*What to produce*: In the data below, find each line carrying the string "heading" and copy it out.

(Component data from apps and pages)
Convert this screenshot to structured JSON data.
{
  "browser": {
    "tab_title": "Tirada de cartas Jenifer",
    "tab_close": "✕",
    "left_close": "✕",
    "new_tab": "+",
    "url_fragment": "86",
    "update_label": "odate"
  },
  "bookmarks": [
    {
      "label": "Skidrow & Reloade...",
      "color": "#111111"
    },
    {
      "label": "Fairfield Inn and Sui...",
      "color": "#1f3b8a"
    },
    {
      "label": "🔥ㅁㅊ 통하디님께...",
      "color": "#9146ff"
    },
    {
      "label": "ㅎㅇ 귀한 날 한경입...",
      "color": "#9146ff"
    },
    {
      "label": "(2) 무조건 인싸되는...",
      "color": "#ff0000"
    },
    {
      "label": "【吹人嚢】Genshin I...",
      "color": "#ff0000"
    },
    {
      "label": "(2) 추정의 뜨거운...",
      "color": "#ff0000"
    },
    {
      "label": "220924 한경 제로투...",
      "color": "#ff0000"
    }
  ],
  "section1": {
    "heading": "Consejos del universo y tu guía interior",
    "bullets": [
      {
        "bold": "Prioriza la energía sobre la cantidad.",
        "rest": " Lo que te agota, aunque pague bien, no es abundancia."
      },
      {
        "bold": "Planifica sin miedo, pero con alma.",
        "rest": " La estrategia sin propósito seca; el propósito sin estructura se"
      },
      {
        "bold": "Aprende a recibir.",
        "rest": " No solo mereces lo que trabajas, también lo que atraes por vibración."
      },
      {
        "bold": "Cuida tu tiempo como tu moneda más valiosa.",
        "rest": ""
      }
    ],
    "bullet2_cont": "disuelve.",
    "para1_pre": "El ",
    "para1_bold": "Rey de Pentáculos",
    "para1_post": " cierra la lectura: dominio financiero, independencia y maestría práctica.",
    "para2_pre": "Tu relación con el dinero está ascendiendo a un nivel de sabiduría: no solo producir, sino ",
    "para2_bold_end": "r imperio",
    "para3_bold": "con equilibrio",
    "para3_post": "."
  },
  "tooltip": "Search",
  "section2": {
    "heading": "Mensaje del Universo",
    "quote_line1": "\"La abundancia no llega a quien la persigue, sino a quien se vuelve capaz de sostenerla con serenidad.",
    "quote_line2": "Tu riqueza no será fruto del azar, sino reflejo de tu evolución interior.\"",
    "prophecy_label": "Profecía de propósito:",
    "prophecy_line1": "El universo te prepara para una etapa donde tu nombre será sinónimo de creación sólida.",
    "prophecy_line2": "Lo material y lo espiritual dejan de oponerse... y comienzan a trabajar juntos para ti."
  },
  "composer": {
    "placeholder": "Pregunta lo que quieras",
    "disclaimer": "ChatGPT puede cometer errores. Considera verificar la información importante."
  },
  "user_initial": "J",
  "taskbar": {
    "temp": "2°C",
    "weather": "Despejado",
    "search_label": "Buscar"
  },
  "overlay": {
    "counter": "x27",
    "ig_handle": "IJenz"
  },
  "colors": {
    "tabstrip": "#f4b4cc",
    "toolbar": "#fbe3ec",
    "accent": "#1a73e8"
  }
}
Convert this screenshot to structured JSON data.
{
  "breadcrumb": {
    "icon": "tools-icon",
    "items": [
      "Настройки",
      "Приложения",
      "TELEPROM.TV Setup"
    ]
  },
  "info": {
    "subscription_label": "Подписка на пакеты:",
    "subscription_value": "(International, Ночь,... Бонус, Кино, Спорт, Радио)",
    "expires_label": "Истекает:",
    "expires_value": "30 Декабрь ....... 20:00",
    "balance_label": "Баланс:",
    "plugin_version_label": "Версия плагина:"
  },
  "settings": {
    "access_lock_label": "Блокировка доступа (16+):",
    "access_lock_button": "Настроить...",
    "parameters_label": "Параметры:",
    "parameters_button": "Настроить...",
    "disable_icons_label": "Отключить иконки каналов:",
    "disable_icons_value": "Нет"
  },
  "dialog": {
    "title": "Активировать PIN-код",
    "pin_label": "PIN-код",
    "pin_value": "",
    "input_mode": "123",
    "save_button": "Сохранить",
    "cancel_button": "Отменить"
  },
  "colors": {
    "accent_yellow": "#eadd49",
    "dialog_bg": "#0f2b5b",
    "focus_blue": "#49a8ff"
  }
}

*Written answer*:
    "heading": "Consejos del universo y tu guía interior",
    "heading": "Mensaje del Universo",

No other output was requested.